| To do |
Where a line of the entries holds the string "legend", copy that line.

─── Records provided

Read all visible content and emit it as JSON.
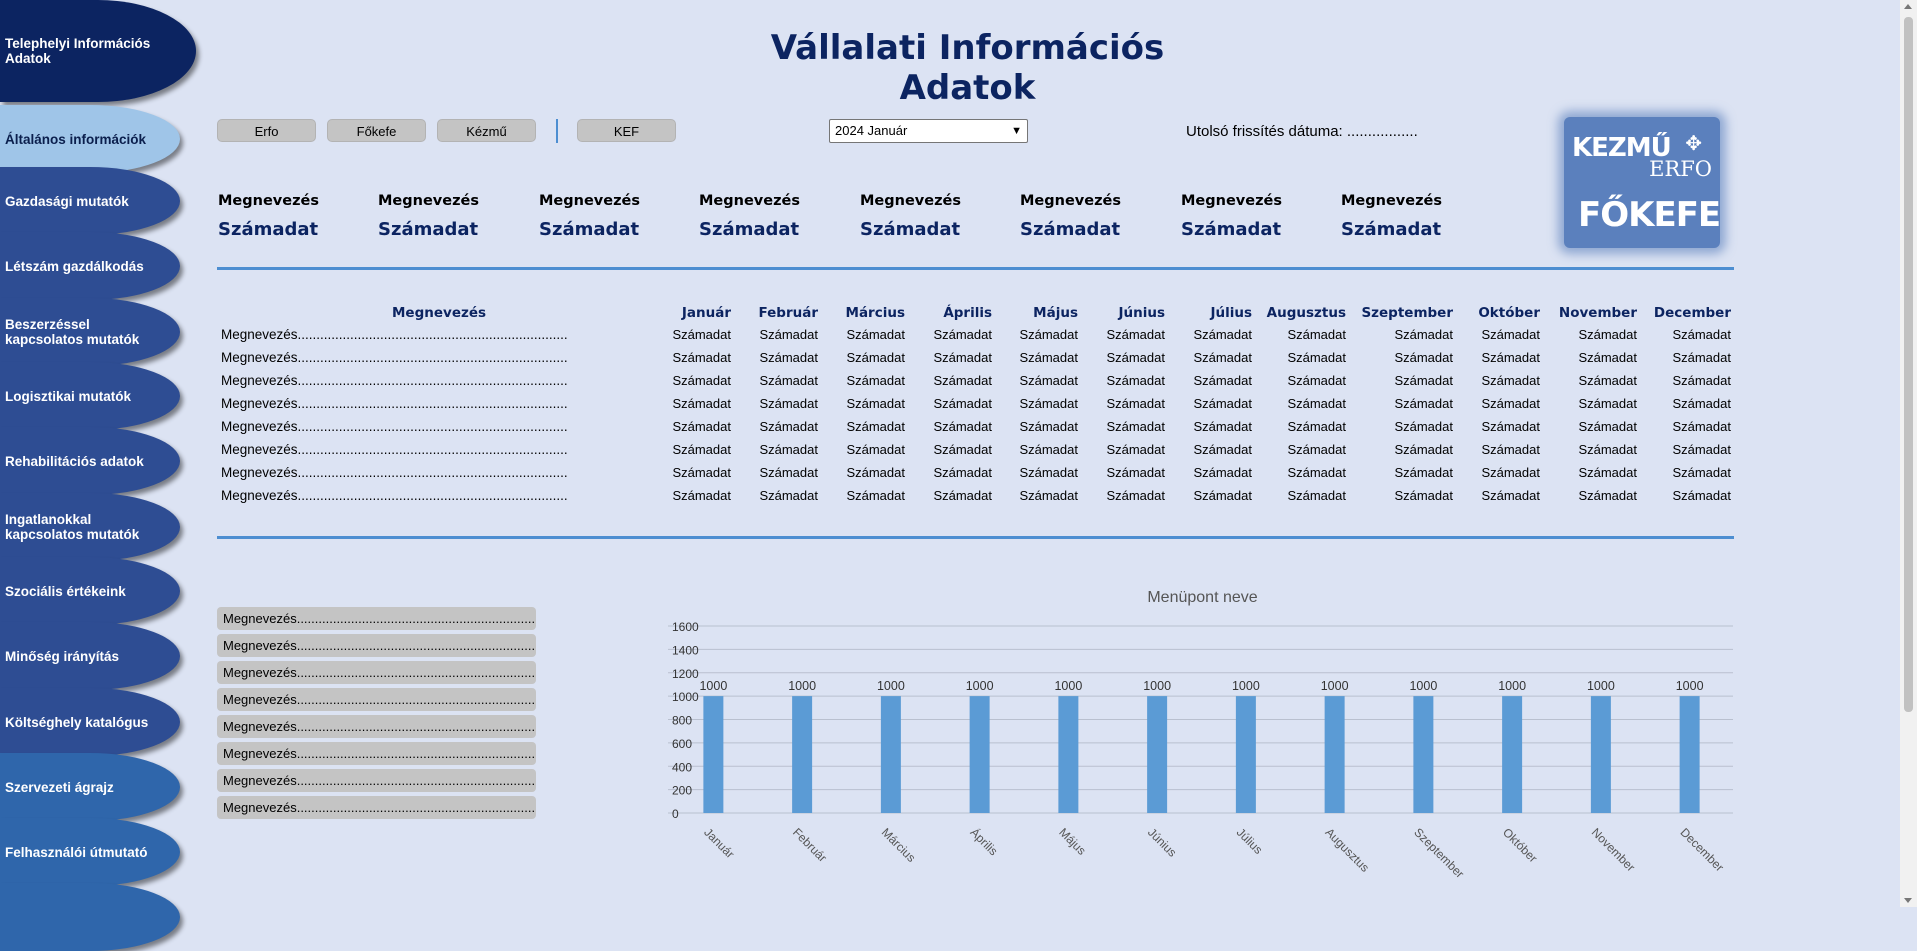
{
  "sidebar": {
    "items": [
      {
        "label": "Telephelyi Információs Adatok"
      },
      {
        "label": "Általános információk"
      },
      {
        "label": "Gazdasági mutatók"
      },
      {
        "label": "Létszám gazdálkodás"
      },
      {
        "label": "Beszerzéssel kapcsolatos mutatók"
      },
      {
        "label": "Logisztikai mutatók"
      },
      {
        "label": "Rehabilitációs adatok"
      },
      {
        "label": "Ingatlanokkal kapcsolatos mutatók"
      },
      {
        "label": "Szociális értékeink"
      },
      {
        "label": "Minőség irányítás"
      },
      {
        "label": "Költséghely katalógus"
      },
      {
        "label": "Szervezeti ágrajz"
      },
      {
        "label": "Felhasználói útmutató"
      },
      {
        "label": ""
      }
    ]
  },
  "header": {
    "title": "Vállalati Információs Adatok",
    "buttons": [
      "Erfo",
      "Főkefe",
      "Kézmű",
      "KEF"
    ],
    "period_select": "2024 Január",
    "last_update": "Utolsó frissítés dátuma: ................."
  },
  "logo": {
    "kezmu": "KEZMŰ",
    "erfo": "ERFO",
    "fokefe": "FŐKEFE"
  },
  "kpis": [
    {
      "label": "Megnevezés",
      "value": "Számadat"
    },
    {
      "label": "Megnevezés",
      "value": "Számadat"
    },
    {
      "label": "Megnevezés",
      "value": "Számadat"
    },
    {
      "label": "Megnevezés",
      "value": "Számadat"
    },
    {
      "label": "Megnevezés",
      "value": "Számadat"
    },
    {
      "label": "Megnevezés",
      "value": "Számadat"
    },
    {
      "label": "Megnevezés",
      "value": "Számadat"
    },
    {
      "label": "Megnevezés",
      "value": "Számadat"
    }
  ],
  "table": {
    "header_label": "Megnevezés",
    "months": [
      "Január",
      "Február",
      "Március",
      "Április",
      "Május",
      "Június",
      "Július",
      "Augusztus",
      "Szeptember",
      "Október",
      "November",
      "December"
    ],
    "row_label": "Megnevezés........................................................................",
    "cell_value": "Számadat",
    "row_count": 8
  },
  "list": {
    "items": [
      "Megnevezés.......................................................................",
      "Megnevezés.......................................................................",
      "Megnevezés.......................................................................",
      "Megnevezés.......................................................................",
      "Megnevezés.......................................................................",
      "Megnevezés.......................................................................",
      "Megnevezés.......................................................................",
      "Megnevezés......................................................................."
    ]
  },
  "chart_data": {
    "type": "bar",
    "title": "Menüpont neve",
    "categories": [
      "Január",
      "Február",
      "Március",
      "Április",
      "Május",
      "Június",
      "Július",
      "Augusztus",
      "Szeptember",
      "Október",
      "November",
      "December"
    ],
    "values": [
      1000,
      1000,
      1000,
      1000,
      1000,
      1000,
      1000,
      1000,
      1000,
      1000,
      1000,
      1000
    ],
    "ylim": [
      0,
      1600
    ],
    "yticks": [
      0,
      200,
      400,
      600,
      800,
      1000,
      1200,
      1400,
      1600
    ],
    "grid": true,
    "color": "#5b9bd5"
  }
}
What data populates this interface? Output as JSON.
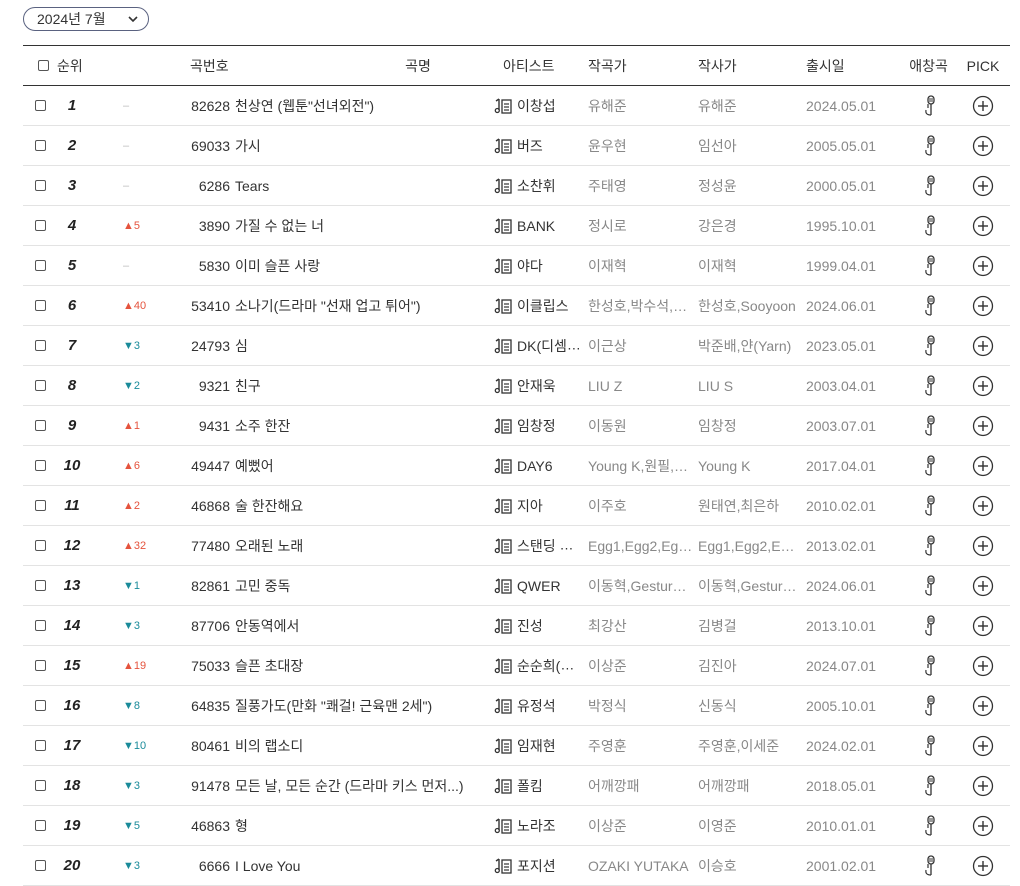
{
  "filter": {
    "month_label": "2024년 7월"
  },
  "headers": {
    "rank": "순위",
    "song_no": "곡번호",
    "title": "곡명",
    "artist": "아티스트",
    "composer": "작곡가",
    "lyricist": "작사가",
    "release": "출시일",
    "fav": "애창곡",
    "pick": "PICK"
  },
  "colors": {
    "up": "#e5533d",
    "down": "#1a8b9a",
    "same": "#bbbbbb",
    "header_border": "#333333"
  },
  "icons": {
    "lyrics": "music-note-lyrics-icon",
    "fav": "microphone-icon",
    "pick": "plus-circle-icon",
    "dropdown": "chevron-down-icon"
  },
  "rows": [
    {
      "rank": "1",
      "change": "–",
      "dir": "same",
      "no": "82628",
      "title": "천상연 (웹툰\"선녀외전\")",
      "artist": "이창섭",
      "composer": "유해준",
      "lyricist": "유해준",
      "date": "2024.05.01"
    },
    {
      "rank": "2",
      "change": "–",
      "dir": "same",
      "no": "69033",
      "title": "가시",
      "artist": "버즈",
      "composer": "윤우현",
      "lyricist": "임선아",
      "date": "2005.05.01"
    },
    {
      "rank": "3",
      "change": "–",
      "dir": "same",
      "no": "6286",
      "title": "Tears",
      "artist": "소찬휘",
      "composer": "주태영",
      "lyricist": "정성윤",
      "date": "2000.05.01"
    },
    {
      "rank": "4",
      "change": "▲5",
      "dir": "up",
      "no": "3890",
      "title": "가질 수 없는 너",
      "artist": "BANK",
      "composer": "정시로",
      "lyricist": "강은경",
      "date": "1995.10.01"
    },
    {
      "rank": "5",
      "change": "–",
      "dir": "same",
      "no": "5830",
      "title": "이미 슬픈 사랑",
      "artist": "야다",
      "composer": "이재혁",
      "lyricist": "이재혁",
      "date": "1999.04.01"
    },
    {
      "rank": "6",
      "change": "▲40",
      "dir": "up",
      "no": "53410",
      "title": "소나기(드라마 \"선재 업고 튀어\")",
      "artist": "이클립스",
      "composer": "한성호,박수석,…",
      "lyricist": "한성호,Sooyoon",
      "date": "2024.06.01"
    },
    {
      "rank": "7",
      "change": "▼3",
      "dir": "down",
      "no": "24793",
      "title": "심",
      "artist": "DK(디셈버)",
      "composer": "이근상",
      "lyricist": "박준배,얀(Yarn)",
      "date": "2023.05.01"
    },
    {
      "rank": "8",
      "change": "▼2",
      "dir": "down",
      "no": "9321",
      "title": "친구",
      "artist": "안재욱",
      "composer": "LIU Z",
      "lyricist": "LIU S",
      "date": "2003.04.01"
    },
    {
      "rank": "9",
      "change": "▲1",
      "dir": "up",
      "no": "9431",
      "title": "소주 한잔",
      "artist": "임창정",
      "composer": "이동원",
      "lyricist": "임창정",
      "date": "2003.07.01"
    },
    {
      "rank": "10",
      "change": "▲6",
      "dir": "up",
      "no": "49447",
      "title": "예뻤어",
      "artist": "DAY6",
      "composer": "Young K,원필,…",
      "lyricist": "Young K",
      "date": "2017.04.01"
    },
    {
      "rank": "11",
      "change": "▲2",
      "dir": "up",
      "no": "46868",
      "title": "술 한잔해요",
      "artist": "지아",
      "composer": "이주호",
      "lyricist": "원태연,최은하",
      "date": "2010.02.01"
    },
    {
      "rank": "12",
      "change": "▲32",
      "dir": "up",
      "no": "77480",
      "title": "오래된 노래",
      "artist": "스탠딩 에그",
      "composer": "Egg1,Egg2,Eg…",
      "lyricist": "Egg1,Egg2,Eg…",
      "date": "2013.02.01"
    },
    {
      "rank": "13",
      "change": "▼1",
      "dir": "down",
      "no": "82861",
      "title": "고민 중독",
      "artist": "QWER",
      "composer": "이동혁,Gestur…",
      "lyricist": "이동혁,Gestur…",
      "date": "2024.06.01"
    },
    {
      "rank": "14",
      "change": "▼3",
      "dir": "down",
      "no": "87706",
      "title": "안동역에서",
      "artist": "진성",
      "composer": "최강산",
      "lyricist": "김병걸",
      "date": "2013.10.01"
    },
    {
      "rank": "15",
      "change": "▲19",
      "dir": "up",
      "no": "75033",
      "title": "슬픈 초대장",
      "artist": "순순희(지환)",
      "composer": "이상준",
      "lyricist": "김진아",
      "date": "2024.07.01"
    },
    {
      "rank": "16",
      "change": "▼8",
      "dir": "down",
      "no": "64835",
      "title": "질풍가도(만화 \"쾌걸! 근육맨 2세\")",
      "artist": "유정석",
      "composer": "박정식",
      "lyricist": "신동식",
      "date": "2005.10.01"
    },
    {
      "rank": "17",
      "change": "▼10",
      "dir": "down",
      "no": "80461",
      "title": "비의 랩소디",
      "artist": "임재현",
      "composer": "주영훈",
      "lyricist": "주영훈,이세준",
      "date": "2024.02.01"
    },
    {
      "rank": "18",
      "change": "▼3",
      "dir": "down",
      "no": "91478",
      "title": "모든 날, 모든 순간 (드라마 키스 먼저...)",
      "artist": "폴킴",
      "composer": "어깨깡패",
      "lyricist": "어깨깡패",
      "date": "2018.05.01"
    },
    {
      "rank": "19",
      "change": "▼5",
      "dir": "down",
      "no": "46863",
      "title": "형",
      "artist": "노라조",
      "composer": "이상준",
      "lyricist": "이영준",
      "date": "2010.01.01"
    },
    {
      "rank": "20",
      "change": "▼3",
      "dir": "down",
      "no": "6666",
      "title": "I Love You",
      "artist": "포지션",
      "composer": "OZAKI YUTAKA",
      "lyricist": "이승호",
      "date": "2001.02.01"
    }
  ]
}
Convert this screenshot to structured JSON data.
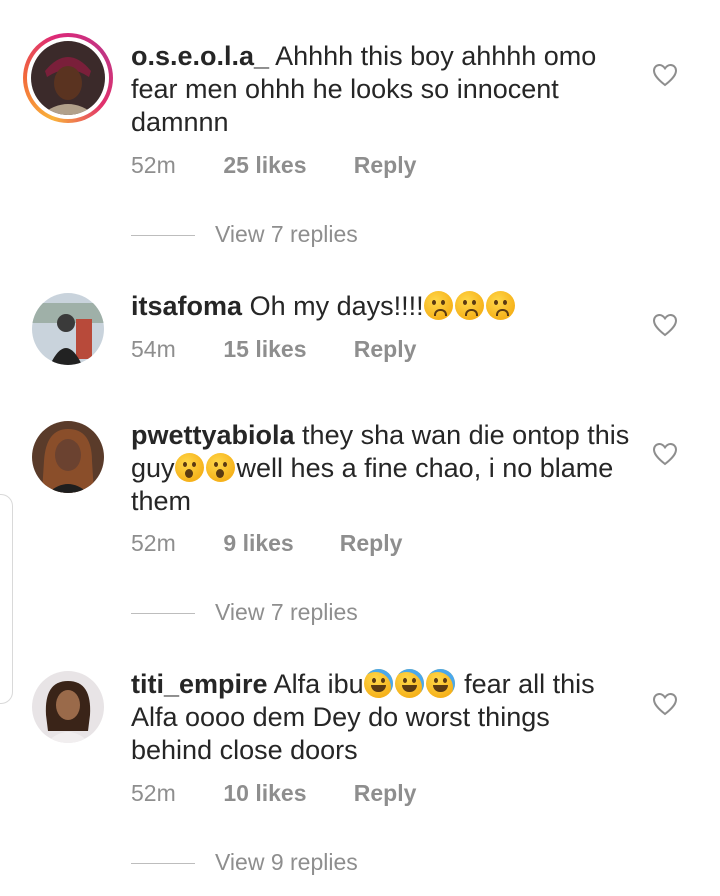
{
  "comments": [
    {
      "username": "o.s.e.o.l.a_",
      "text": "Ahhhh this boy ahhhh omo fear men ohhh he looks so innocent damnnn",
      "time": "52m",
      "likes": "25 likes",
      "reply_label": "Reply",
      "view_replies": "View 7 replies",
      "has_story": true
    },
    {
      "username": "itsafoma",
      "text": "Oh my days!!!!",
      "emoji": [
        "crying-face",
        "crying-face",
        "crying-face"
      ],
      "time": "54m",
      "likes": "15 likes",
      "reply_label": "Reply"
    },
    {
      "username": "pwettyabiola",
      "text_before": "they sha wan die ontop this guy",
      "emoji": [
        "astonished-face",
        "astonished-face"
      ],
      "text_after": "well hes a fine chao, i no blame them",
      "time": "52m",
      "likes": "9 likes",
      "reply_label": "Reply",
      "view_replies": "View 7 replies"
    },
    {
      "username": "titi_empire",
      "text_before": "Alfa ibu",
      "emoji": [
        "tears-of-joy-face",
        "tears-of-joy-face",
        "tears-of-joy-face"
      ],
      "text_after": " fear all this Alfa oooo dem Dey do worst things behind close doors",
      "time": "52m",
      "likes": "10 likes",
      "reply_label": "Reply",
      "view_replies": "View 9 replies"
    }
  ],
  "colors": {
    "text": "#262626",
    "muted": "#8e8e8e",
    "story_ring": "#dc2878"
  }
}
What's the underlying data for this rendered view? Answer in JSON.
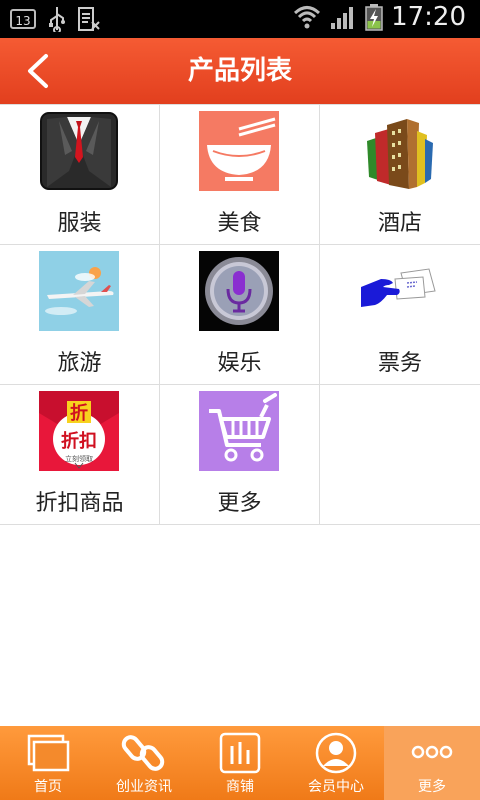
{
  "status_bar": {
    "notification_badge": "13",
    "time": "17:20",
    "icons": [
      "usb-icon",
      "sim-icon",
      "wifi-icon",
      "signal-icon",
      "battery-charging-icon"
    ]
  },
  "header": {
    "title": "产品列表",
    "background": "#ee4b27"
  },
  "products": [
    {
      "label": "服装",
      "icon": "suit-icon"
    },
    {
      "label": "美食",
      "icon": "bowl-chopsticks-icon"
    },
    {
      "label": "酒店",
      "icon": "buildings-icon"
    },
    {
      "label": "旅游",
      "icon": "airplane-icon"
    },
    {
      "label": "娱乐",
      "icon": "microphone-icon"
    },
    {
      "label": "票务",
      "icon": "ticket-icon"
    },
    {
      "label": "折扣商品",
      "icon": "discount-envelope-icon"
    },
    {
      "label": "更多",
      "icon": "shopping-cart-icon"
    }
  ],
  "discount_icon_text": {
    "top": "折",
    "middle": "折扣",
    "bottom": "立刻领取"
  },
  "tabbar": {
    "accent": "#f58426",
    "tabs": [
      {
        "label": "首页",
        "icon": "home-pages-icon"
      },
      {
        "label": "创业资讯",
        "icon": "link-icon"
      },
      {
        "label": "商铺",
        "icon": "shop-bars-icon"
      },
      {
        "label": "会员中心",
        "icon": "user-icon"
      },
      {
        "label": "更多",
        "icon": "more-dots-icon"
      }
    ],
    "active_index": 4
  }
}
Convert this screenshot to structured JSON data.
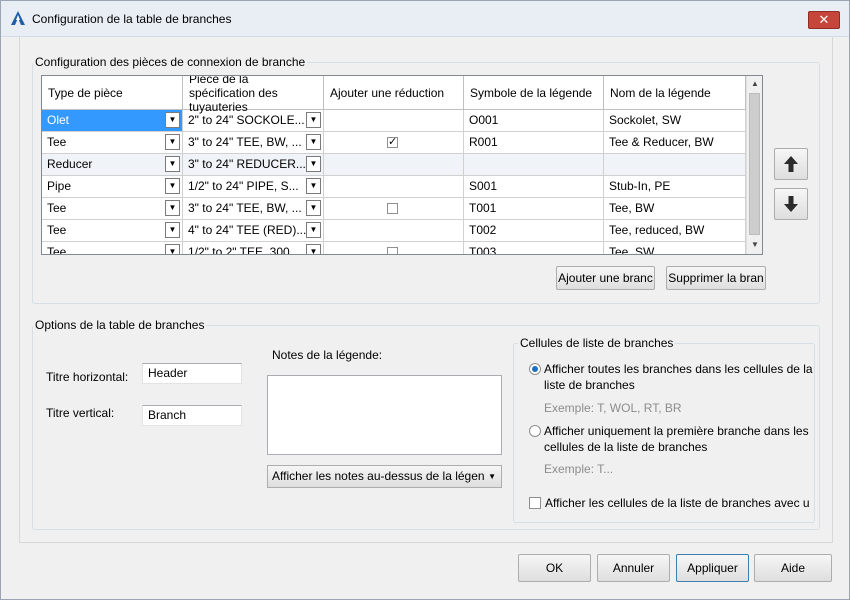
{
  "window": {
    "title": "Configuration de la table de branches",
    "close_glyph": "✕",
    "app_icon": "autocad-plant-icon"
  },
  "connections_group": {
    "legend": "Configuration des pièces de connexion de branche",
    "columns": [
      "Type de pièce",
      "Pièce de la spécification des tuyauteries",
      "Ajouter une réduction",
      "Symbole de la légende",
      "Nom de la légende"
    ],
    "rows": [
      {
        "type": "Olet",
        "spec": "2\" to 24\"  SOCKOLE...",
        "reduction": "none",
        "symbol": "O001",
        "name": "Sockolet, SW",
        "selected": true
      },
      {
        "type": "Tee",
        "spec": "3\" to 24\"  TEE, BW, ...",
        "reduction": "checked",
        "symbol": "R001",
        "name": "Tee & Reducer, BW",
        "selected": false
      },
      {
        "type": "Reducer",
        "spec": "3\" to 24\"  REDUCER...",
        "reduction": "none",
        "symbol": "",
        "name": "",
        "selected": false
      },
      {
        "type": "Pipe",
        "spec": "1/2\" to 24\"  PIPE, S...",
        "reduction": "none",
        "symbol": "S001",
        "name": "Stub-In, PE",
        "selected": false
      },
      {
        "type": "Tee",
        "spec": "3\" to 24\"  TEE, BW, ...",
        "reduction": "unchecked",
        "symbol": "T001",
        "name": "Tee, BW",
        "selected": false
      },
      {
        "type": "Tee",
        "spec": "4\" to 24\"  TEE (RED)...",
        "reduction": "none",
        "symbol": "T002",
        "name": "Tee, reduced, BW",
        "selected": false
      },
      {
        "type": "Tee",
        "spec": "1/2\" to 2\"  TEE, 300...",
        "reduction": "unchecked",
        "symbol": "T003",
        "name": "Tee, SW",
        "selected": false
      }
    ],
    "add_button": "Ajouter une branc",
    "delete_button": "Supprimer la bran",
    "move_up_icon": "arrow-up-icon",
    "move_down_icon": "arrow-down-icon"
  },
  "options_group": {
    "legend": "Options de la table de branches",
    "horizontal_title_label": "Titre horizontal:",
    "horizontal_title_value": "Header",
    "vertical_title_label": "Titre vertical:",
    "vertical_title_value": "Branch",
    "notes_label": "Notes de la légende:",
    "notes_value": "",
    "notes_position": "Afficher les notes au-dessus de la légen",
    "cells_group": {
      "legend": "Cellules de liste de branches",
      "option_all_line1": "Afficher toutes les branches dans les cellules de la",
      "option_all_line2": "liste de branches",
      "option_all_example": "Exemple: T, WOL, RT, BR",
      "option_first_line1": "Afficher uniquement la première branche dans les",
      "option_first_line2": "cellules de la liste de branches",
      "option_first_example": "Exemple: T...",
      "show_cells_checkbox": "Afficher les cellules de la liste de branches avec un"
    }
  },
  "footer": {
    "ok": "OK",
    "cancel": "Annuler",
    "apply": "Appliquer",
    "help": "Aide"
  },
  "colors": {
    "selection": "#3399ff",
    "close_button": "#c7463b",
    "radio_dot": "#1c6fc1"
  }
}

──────

| Worked solution |
    "legend": "Configuration des pièces de connexion de branche",
    "legend": "Options de la table de branches",
      "legend": "Cellules de liste de branches",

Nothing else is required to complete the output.